Amy Gillespie shares this teaching strategy in her recent Knowledge Quest blog post, “Web Evaluation: Does This Website Smell Funny to You?” She has relied on the CRAAP test to teach information evaluation skills to her middle and high school students but was in need of something more age-appropriate for elementary students. Gillespie admits that using the FART test does result in a loss of about 5 minutes of class time to giggles and a variety of fart-like noises. But she assures us that it’s well worth it.
Here are the actual FART test questions according to Gillespie:
F: Is the site Friendly to the eyes? Is it easy to read? Did the creator take time to make a well designed website? Is the site free of lots of flashy things that distract you from the text? If someone doesn’t bother to present the information in a neat fashion, the information may not be worth using.

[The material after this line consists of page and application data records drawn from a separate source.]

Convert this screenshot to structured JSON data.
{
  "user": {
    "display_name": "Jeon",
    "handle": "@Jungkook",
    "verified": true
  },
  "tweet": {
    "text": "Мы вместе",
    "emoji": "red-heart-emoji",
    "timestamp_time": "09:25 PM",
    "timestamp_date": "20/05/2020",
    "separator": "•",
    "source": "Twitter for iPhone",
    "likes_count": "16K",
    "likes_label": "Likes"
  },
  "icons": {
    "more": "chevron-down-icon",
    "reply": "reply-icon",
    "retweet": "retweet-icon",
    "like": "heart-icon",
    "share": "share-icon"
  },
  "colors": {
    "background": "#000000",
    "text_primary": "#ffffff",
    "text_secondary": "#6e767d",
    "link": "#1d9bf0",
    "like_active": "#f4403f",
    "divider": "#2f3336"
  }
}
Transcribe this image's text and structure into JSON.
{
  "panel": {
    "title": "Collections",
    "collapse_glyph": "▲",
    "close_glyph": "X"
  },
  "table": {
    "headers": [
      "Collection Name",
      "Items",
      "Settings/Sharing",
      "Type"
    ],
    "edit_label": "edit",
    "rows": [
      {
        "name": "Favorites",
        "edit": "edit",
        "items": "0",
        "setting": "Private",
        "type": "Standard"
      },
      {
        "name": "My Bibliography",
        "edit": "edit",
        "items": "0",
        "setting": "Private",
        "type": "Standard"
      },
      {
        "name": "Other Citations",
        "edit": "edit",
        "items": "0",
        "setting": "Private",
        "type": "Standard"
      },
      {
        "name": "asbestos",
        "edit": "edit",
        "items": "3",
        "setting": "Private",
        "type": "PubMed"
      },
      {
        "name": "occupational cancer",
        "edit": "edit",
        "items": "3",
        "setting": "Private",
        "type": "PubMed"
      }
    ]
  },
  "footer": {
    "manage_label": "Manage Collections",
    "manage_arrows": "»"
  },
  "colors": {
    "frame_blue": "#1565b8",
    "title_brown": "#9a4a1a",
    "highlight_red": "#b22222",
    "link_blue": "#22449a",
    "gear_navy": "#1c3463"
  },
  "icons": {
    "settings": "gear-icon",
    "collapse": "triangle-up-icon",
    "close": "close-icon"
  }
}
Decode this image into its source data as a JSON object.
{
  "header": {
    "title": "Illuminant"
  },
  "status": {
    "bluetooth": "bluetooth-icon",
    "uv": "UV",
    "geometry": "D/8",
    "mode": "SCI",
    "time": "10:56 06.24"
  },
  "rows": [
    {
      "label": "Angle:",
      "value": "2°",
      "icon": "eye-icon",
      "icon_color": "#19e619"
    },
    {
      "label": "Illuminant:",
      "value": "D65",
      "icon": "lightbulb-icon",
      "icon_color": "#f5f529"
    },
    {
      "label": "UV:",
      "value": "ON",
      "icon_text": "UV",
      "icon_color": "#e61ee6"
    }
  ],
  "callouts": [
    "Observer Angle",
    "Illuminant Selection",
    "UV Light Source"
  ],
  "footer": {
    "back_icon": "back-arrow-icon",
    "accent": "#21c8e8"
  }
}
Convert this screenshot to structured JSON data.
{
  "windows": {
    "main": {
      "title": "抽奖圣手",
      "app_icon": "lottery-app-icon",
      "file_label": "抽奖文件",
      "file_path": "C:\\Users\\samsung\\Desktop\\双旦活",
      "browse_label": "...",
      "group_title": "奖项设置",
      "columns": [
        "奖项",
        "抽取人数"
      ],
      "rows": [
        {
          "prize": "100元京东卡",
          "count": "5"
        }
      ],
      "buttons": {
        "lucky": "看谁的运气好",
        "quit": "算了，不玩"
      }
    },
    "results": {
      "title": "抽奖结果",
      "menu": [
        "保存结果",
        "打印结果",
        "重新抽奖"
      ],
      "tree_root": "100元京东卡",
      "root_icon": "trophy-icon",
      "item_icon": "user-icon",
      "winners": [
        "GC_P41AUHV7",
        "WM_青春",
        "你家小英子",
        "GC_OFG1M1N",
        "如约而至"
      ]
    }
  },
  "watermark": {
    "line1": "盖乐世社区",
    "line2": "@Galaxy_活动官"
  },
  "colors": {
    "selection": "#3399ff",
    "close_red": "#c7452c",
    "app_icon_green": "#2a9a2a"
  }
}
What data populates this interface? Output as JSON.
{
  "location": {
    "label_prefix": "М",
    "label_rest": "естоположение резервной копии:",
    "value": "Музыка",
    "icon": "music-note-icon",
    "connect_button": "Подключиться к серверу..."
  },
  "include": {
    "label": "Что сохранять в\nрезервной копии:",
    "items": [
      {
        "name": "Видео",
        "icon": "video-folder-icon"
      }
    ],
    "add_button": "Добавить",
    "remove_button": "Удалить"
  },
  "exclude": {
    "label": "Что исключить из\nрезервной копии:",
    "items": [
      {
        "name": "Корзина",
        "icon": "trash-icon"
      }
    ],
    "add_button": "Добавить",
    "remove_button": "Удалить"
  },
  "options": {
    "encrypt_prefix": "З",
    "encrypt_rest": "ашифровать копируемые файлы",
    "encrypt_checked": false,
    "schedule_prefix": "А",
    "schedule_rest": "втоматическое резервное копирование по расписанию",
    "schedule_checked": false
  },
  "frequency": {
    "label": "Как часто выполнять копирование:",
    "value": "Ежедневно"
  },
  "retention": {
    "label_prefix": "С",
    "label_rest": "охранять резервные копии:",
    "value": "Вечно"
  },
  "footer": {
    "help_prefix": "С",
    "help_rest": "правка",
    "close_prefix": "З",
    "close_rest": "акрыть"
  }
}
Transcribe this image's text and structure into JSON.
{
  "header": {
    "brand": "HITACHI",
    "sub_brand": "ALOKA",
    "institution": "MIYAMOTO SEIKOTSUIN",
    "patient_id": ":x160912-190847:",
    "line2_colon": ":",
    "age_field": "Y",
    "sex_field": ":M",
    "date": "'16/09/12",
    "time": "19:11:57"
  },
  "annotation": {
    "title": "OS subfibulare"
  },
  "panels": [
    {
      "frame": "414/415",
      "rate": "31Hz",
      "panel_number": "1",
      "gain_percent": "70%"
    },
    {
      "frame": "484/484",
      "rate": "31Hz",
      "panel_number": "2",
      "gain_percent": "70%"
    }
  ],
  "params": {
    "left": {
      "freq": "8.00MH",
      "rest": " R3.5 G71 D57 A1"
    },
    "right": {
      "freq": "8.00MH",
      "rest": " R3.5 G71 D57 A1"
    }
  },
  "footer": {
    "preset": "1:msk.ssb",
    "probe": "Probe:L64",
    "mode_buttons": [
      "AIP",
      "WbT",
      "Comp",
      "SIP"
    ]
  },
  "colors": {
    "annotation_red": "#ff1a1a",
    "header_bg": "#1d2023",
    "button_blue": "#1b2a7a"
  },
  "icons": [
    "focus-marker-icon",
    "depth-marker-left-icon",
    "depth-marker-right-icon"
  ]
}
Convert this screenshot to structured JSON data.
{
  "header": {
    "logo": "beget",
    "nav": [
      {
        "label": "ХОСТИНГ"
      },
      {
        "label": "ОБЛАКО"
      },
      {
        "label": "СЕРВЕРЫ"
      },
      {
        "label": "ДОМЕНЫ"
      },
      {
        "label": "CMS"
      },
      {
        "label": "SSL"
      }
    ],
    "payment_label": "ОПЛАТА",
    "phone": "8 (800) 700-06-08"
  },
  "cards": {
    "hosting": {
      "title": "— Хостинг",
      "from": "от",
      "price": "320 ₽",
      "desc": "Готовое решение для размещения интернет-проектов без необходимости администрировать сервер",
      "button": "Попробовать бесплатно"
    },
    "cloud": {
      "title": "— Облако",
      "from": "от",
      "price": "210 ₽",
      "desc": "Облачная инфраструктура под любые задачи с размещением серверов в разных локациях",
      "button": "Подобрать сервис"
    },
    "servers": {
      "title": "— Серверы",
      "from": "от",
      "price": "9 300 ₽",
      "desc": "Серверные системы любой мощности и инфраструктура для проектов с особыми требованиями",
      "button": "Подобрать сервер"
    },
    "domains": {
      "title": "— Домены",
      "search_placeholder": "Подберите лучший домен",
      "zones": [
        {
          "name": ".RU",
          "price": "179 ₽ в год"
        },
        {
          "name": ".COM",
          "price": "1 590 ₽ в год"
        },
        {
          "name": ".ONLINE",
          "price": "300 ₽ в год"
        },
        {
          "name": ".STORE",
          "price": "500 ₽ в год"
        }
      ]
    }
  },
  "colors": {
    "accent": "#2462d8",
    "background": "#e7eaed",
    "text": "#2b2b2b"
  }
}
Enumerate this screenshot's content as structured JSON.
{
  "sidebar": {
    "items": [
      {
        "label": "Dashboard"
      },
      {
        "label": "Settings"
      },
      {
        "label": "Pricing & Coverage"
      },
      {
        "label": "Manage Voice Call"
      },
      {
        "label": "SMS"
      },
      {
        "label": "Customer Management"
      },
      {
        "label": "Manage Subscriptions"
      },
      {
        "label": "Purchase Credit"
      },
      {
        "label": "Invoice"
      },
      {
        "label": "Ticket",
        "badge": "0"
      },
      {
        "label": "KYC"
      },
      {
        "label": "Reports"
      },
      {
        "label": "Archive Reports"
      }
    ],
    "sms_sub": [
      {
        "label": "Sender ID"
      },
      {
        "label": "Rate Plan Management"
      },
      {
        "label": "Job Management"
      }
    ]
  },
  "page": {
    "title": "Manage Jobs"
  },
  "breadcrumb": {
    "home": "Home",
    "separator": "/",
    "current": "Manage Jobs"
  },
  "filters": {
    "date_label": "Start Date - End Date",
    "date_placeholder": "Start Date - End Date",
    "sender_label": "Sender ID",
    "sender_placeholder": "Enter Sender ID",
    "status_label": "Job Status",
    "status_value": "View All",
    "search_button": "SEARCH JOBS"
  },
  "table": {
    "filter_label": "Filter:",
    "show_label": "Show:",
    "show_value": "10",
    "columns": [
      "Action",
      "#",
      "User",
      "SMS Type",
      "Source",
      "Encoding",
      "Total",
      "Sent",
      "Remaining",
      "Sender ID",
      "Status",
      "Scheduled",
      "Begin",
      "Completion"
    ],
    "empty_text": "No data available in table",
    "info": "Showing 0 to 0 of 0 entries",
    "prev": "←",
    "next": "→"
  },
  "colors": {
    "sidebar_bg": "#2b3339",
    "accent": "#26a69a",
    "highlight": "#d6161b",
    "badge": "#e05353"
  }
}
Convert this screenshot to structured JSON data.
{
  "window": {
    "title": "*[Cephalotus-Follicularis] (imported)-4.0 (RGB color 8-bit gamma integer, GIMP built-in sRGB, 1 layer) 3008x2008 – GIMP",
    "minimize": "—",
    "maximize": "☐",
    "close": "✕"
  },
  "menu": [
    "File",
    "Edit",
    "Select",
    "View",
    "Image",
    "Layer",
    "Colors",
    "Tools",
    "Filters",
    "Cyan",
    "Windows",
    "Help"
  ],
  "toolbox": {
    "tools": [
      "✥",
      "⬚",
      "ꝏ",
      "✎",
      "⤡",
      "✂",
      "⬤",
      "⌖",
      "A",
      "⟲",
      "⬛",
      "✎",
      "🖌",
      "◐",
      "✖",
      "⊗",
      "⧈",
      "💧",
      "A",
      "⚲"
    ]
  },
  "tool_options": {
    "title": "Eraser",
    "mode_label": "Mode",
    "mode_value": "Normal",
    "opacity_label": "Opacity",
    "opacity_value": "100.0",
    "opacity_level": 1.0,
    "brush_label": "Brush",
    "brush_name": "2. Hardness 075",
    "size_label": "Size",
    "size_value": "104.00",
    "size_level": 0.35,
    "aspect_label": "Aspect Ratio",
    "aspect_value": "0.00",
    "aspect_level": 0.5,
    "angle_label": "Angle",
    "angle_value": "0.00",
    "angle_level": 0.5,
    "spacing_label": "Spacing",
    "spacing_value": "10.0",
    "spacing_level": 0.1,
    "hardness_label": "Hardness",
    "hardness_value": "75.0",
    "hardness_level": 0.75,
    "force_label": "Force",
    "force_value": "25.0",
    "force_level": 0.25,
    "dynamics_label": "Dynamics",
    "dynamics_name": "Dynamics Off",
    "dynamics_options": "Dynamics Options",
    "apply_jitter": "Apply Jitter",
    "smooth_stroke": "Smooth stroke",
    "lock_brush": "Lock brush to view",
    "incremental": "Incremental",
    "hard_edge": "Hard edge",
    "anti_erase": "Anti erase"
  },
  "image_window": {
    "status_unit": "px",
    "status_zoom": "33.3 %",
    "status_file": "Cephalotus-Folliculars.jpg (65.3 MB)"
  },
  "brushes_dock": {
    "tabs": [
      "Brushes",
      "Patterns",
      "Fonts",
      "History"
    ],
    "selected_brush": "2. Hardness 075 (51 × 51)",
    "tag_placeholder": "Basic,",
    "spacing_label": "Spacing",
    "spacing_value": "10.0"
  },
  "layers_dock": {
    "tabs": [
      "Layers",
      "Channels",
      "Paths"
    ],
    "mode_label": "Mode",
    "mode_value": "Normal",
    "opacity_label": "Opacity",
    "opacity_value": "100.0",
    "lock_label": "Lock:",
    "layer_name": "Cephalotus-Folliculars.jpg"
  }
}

A: Does the Author have Authority? Is he an expert on the issue? Does the author identify herself and give you a way to contact her and ask a question? If someone doesn’t bother to take credit for his work, that may be a sign that he doesn’t want to be connected to it.
R: Is the information Repeated elsewhere? Does the author cite her sources so you can verify her information? If you find the most fascinating tidbit of information, but only one person claims to know it, and can’t tell you where she learned that, and no other source confirms it, it’s probably not a piece of information you want to use.
T: Is the information Timely? When was the information published? Is your topic time sensitive? Has the website been updated recently? Old information doesn’t help with current issue research and websites that have been abandoned may not be the best sources.
Finally, you have to ask yourself, does something smell bad about this site?
A Gillespie. (2016, Feb. 9). Web Evaluation: Does This Website Smell Funny to You?
I have to agree with Gillespie that this evaluation checklist is, indeed, memorable and provides students with a natural bridge to the CRAAP test.